|aClimate change in the polar regions /|cJohn Turner and Gareth J. Marshall.
|aCambridge :|bCambridge University Press,|c2011.
|axii, 434 p. ;|bill., maps ;||c26 cm.
|aIncludes bibliographical references (p. 386-427) and index.
|aMachine generated contents note: Preface; 1. Introduction; 2. Polar climate data and models; 3. The high latitude climates and mechanisms of change; 4. The last million years; 5. The Holocene; 6. The instrumental period; 7. Predictions for the next 100 years; 8. Summary and future research needs; References; Index.
|a"The polar regions have experienced some remarkable environmental changes in recent decades, such as the Antarctic ozone hole, the loss of large amounts of sea ice from the Arctic Ocean and major warming on the Antarctic Peninsula. The polar regions are also predicted to warm more than any other region on Earth over the next century if greenhouse gas concentrations continue to rise. Yet trying to separate natural climate variability from anthropogenic factors still presents many problems. This book presents a thorough review of how the polar climates have changed over the last million years and sets recent changes within a long term perspective. The approach taken is highly cross-disciplinary and the close links between the atmosphere, ocean and ice at high latitudes are stressed. The volume will be invaluable for researchers and advanced students in polar science, climatology, global change, meteorology, oceanography and glaciology"--|cProvided by publisher.

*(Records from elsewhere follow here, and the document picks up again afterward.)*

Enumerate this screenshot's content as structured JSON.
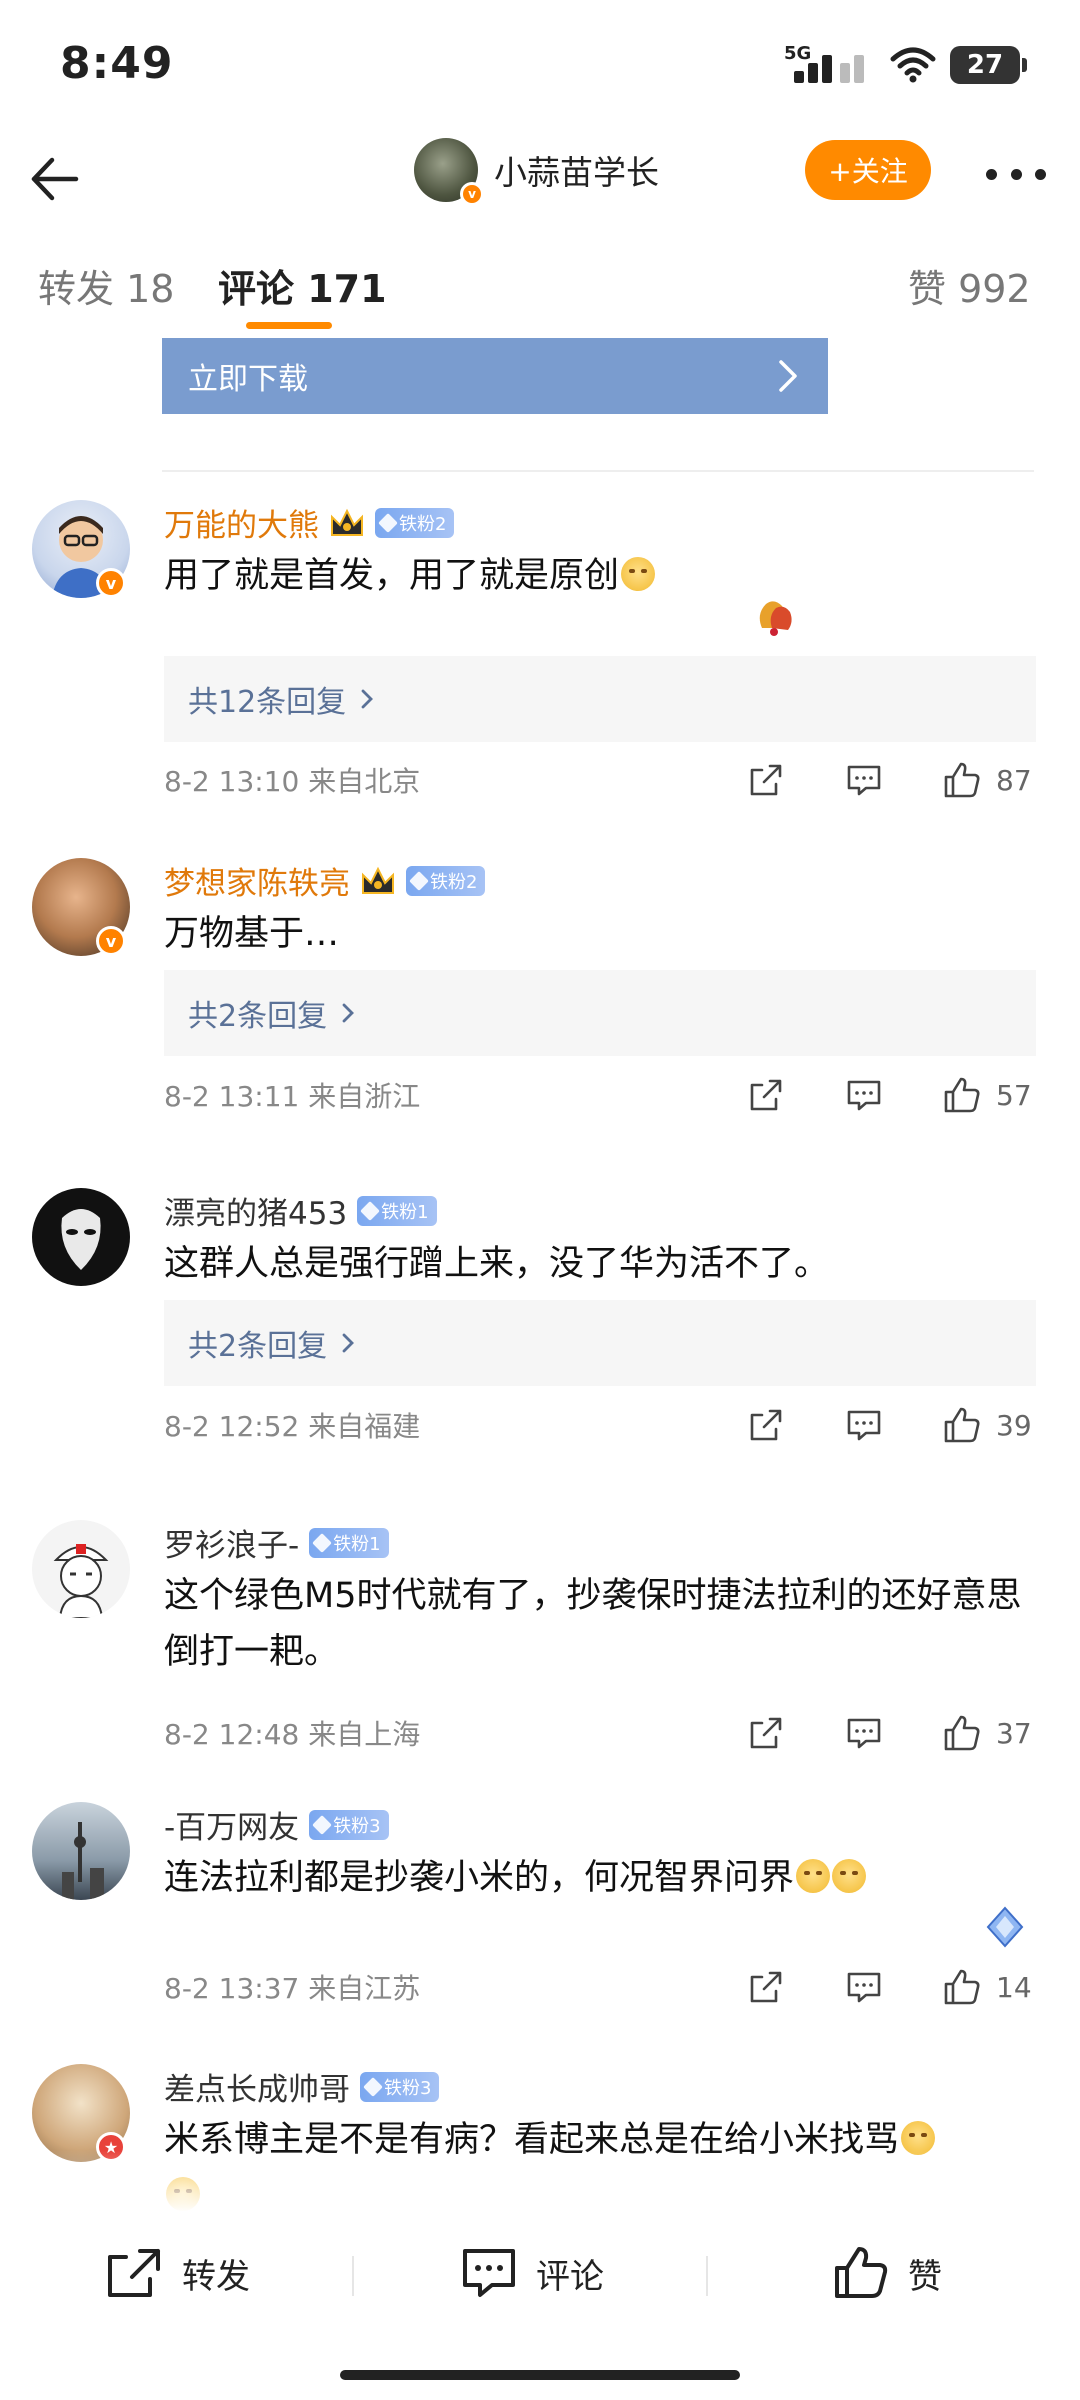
{
  "status": {
    "time": "8:49",
    "network": "5G",
    "battery": "27"
  },
  "header": {
    "author_name": "小蒜苗学长",
    "follow_label": "+关注"
  },
  "tabs": [
    {
      "label": "转发 18"
    },
    {
      "label": "评论 171"
    },
    {
      "label": "赞 992"
    }
  ],
  "banner": {
    "label": "立即下载"
  },
  "comments": [
    {
      "username": "万能的大熊",
      "fan_badge": "铁粉2",
      "text": "用了就是首发，用了就是原创",
      "replies": "共12条回复",
      "meta": "8-2 13:10  来自北京",
      "likes": "87"
    },
    {
      "username": "梦想家陈轶亮",
      "fan_badge": "铁粉2",
      "text": "万物基于…",
      "replies": "共2条回复",
      "meta": "8-2 13:11  来自浙江",
      "likes": "57"
    },
    {
      "username": "漂亮的猪453",
      "fan_badge": "铁粉1",
      "text": "这群人总是强行蹭上来，没了华为活不了。",
      "replies": "共2条回复",
      "meta": "8-2 12:52  来自福建",
      "likes": "39"
    },
    {
      "username": "罗衫浪子-",
      "fan_badge": "铁粉1",
      "text": "这个绿色M5时代就有了，抄袭保时捷法拉利的还好意思倒打一耙。",
      "meta": "8-2 12:48  来自上海",
      "likes": "37"
    },
    {
      "username": "-百万网友",
      "fan_badge": "铁粉3",
      "text": "连法拉利都是抄袭小米的，何况智界问界",
      "meta": "8-2 13:37  来自江苏",
      "likes": "14"
    },
    {
      "username": "差点长成帅哥",
      "fan_badge": "铁粉3",
      "text": "米系博主是不是有病？看起来总是在给小米找骂"
    }
  ],
  "bottom": {
    "repost": "转发",
    "comment": "评论",
    "like": "赞"
  },
  "colors": {
    "accent": "#ff8a00",
    "reply_link": "#5a7197",
    "banner": "#7a9ccf"
  }
}
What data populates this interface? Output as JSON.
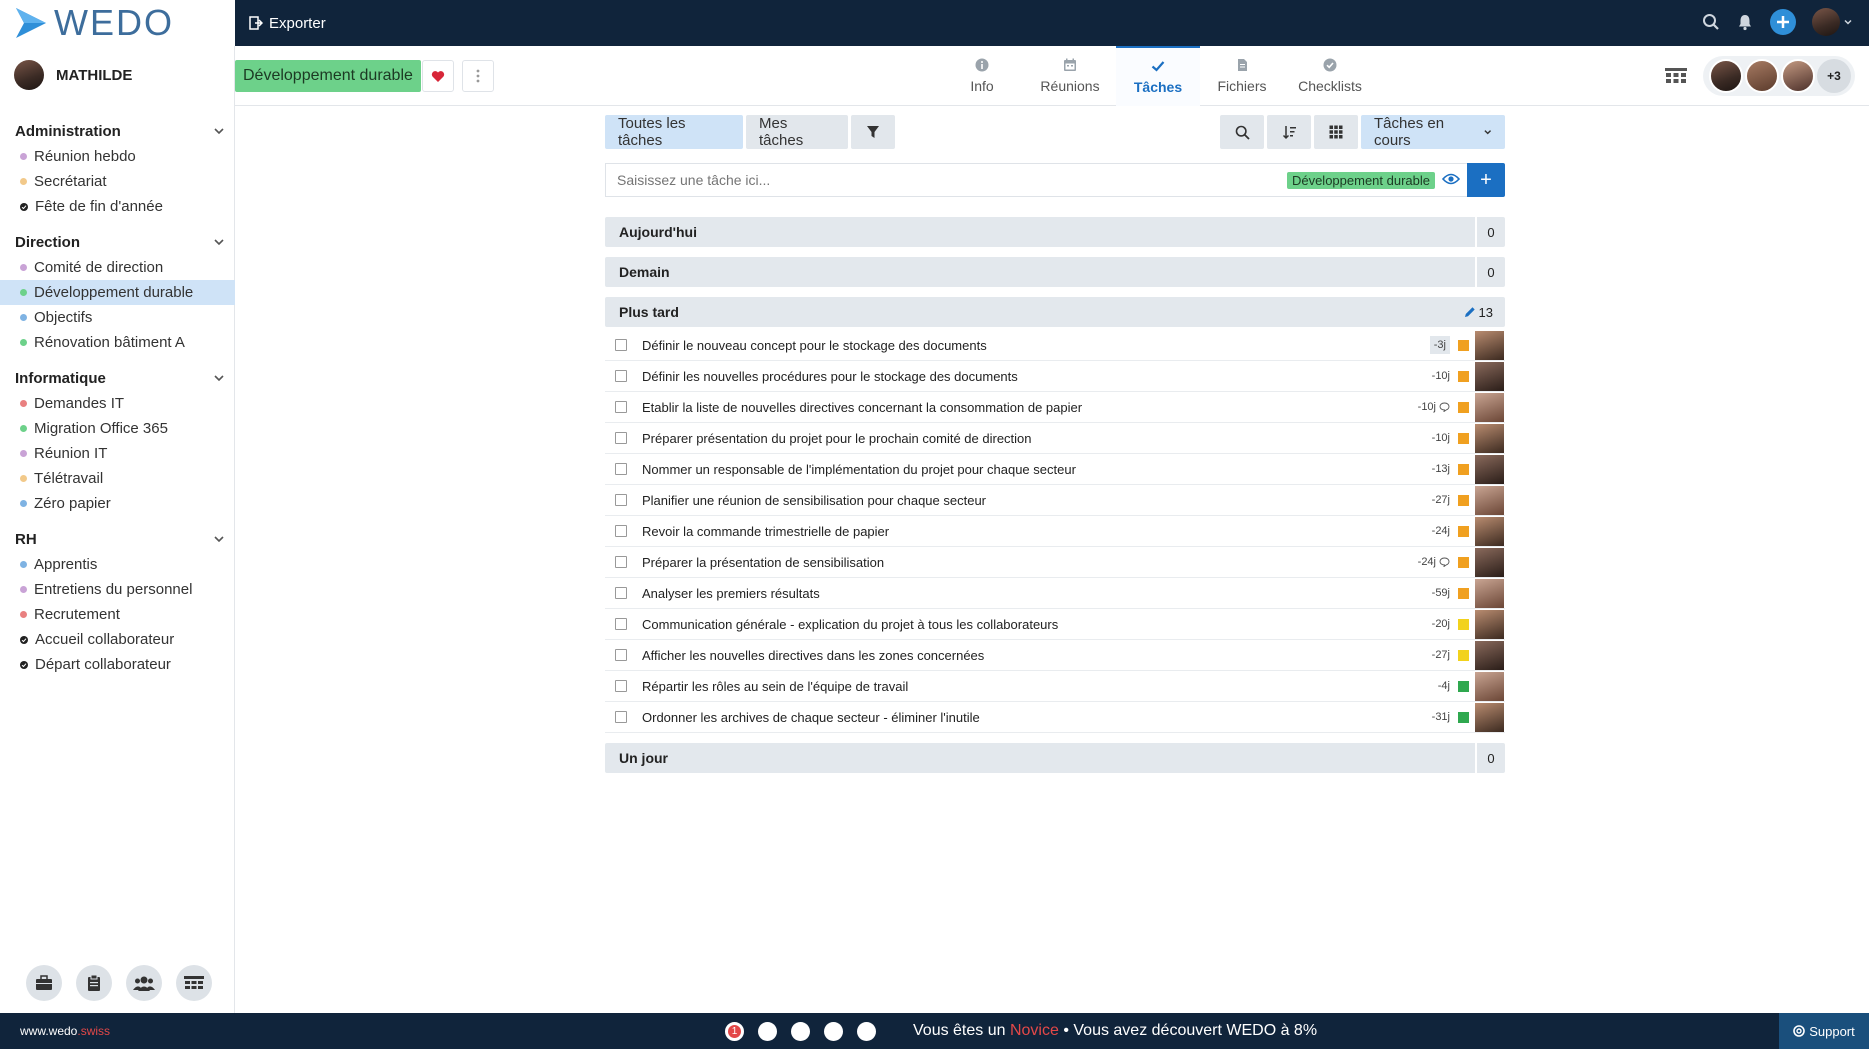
{
  "app": {
    "logo_text": "WEDO",
    "user_name": "MATHILDE"
  },
  "colors": {
    "accent": "#1b6fc2",
    "topbar": "#10243b",
    "project_tag": "#6dd18a",
    "active_nav": "#cfe3f7",
    "novice": "#e34848"
  },
  "sidebar": {
    "groups": [
      {
        "label": "Administration",
        "items": [
          {
            "label": "Réunion hebdo",
            "color": "#c9a3d6",
            "kind": "dot"
          },
          {
            "label": "Secrétariat",
            "color": "#f2c98a",
            "kind": "dot"
          },
          {
            "label": "Fête de fin d'année",
            "kind": "check"
          }
        ]
      },
      {
        "label": "Direction",
        "items": [
          {
            "label": "Comité de direction",
            "color": "#c9a3d6",
            "kind": "dot"
          },
          {
            "label": "Développement durable",
            "color": "#6dd18a",
            "kind": "dot",
            "active": true
          },
          {
            "label": "Objectifs",
            "color": "#7fb3e3",
            "kind": "dot"
          },
          {
            "label": "Rénovation bâtiment A",
            "color": "#6dd18a",
            "kind": "dot"
          }
        ]
      },
      {
        "label": "Informatique",
        "items": [
          {
            "label": "Demandes IT",
            "color": "#e98080",
            "kind": "dot"
          },
          {
            "label": "Migration Office 365",
            "color": "#6dd18a",
            "kind": "dot"
          },
          {
            "label": "Réunion IT",
            "color": "#c9a3d6",
            "kind": "dot"
          },
          {
            "label": "Télétravail",
            "color": "#f2c98a",
            "kind": "dot"
          },
          {
            "label": "Zéro papier",
            "color": "#7fb3e3",
            "kind": "dot"
          }
        ]
      },
      {
        "label": "RH",
        "items": [
          {
            "label": "Apprentis",
            "color": "#7fb3e3",
            "kind": "dot"
          },
          {
            "label": "Entretiens du personnel",
            "color": "#c9a3d6",
            "kind": "dot"
          },
          {
            "label": "Recrutement",
            "color": "#e98080",
            "kind": "dot"
          },
          {
            "label": "Accueil collaborateur",
            "kind": "check"
          },
          {
            "label": "Départ collaborateur",
            "kind": "check"
          }
        ]
      }
    ],
    "bottom_icons": [
      "briefcase-icon",
      "clipboard-icon",
      "people-icon",
      "board-icon"
    ]
  },
  "topbar": {
    "export_label": "Exporter"
  },
  "header": {
    "project_name": "Développement durable",
    "tabs": [
      {
        "label": "Info",
        "icon": "info-icon"
      },
      {
        "label": "Réunions",
        "icon": "calendar-icon"
      },
      {
        "label": "Tâches",
        "icon": "check-icon",
        "active": true
      },
      {
        "label": "Fichiers",
        "icon": "file-icon"
      },
      {
        "label": "Checklists",
        "icon": "checklist-icon"
      }
    ],
    "members_more": "+3"
  },
  "toolbar": {
    "all_tasks": "Toutes les tâches",
    "my_tasks": "Mes tâches",
    "status_filter": "Tâches en cours"
  },
  "task_input": {
    "placeholder": "Saisissez une tâche ici...",
    "tag": "Développement durable",
    "add_label": "+"
  },
  "sections": {
    "today": {
      "label": "Aujourd'hui",
      "count": "0"
    },
    "tomorrow": {
      "label": "Demain",
      "count": "0"
    },
    "later": {
      "label": "Plus tard",
      "count": "13"
    },
    "someday": {
      "label": "Un jour",
      "count": "0"
    }
  },
  "tasks": [
    {
      "label": "Définir le nouveau concept pour le stockage des documents",
      "due": "-3j",
      "priority": "#f0a020",
      "comment": false
    },
    {
      "label": "Définir les nouvelles procédures pour le stockage des documents",
      "due": "-10j",
      "priority": "#f0a020",
      "comment": false
    },
    {
      "label": "Etablir la liste de nouvelles directives concernant la consommation de papier",
      "due": "-10j",
      "priority": "#f0a020",
      "comment": true
    },
    {
      "label": "Préparer présentation du projet pour le prochain comité de direction",
      "due": "-10j",
      "priority": "#f0a020",
      "comment": false
    },
    {
      "label": "Nommer un responsable de l'implémentation du projet pour chaque secteur",
      "due": "-13j",
      "priority": "#f0a020",
      "comment": false
    },
    {
      "label": "Planifier une réunion de sensibilisation pour chaque secteur",
      "due": "-27j",
      "priority": "#f0a020",
      "comment": false
    },
    {
      "label": "Revoir la commande trimestrielle de papier",
      "due": "-24j",
      "priority": "#f0a020",
      "comment": false
    },
    {
      "label": "Préparer la présentation de sensibilisation",
      "due": "-24j",
      "priority": "#f0a020",
      "comment": true
    },
    {
      "label": "Analyser les premiers résultats",
      "due": "-59j",
      "priority": "#f0a020",
      "comment": false
    },
    {
      "label": "Communication générale - explication du projet à tous les collaborateurs",
      "due": "-20j",
      "priority": "#f2d21c",
      "comment": false
    },
    {
      "label": "Afficher les nouvelles directives dans les zones concernées",
      "due": "-27j",
      "priority": "#f2d21c",
      "comment": false
    },
    {
      "label": "Répartir les rôles au sein de l'équipe de travail",
      "due": "-4j",
      "priority": "#2fa84f",
      "comment": false
    },
    {
      "label": "Ordonner les archives de chaque secteur - éliminer l'inutile",
      "due": "-31j",
      "priority": "#2fa84f",
      "comment": false
    }
  ],
  "footer": {
    "brand": "www.wedo",
    "brand_suffix": ".swiss",
    "current_step": "1",
    "progress_prefix": "Vous êtes un",
    "level": "Novice",
    "progress_suffix": "• Vous avez découvert WEDO à 8%",
    "support_label": "Support"
  }
}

|a"This book seeks to assess the climatic and environmental changes that have taken place over the last century and set these in the context of our understanding of natural climate variability in the pre-industrial period. We will draw on many of the new climate data sets that have become available in recent years and also make use of the results of modelling experiments. The last few years have seen great advances in our ability to observe, monitor and model the present and past polar climates. In particular, the International Polar Year of 2007-2008 gave us an unprecedented amount of data from the two polar regions and increased our understanding of the mechanisms responsible for climate variability and change at high latitudes"--|cProvided by publisher.